On the bright side, there has been a noteworthy increase in online shopping. Now that retail stores are closed, consumers are relying more on digital mediums for their purchases. According to a survey, consumers are 30.6% more likely to purchases online in 2020 than they were in 2019, including both essentials and luxury items. A recent study by McKinsey in China also showed that consumers are more likely to continue shopping online, especially essentials and personal care, even after the outbreak ends. This shows how the consumer behavior paradigm is shifting from shopping in outlets to online shopping now more quickly than ever.
So how can businesses prepare for the post-COVID-19 period? We know that jumping back up from its lowest point won't be easy for any business, but it is the need of the time.
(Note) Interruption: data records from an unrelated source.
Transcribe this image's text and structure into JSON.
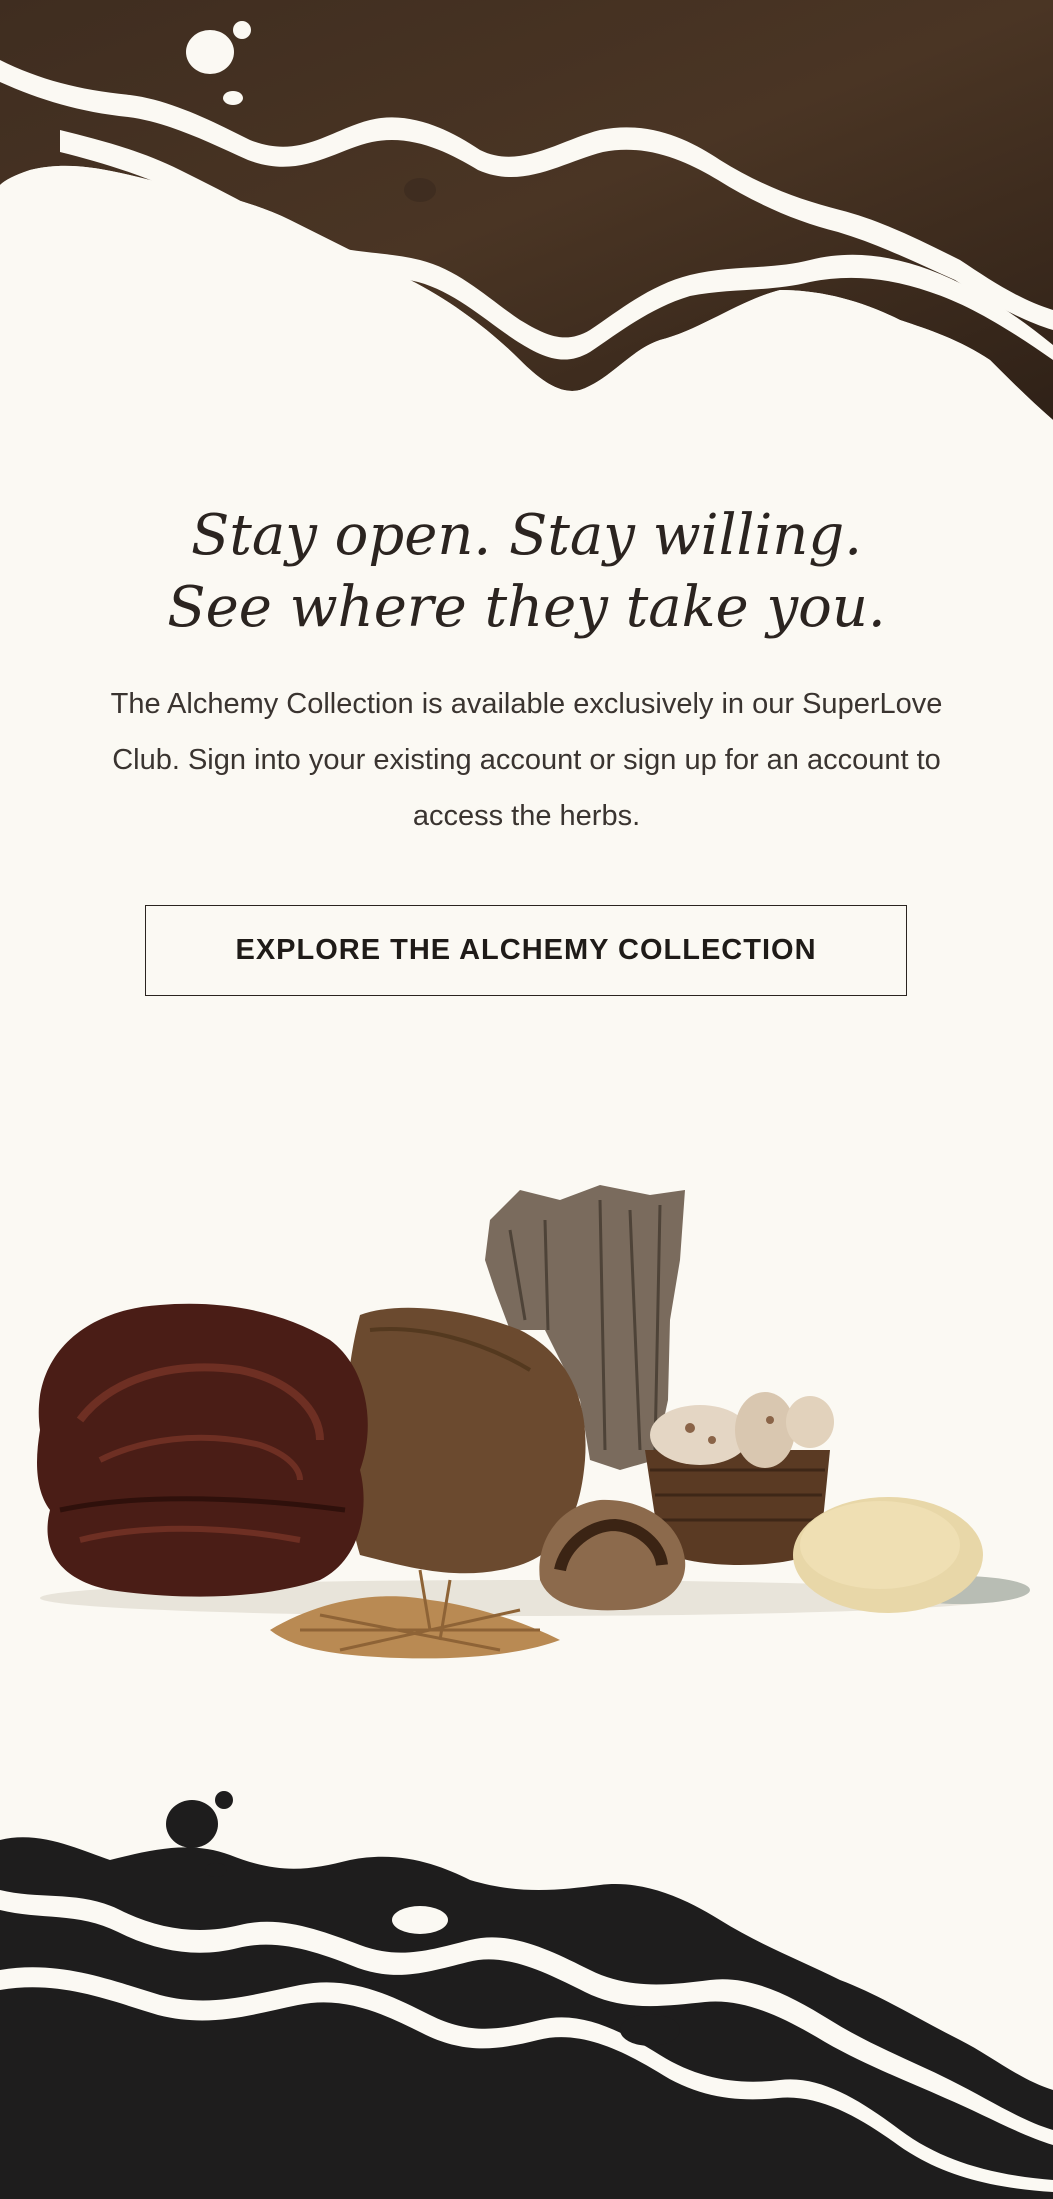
{
  "hero": {
    "headline_line1": "Stay open. Stay willing.",
    "headline_line2": "See where they take you.",
    "description": "The Alchemy Collection is available exclusively in our SuperLove Club. Sign into your existing account or sign up for an account to access the herbs.",
    "cta_label": "EXPLORE THE ALCHEMY COLLECTION"
  },
  "colors": {
    "background": "#fbf9f3",
    "top_texture": "#3b2a1e",
    "bottom_fill": "#1e1d1d",
    "text": "#2b2420"
  },
  "images": {
    "top_decoration": "brown-ink-splash",
    "herbs": "reishi-mushroom, chaga-chunk, tree-bark, cordyceps, shiitake-bowl, turkey-tail, sea-sponge",
    "bottom_decoration": "black-ink-splash"
  }
}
Business owners and the management needs to keep in mind that while some of these changes are temporary, others are here to stay. The shift to digital mediums caused by two key changes in consumer behavior - the reluctance to visit crowded places and a higher propensity for digital adoption - is likely to become more popular and hence permanent in the long-run.
It can be said that the retail industry is at an inflection point, which is the beginning of a new phase that will change how consumers shop and how the retail industry operates. Retailers need to quickly adapt to this new phase since brands that miss the inflection point are not able to survive beyond this point (as we can see from Nokia and Kodak's current condition). It can be said that this change is inevitable. Retailers cannot totally rely on their offline presence even after the outbreak ends. If they want to stay relevant, they will have to adjust to the new norms. Not doing so will result in huge losses in revenues.
More importantly, companies need to realize that traditional business models are now incompatible with the challenges that they face nowadays, with the biggest one being this pandemic. Entrepreneurs and business owners now need to think about creating flexible business models that will enable them to quickly remodel and adapt to the changing trends in their respective industries and consumer behaviors, which is the key to success in today's world.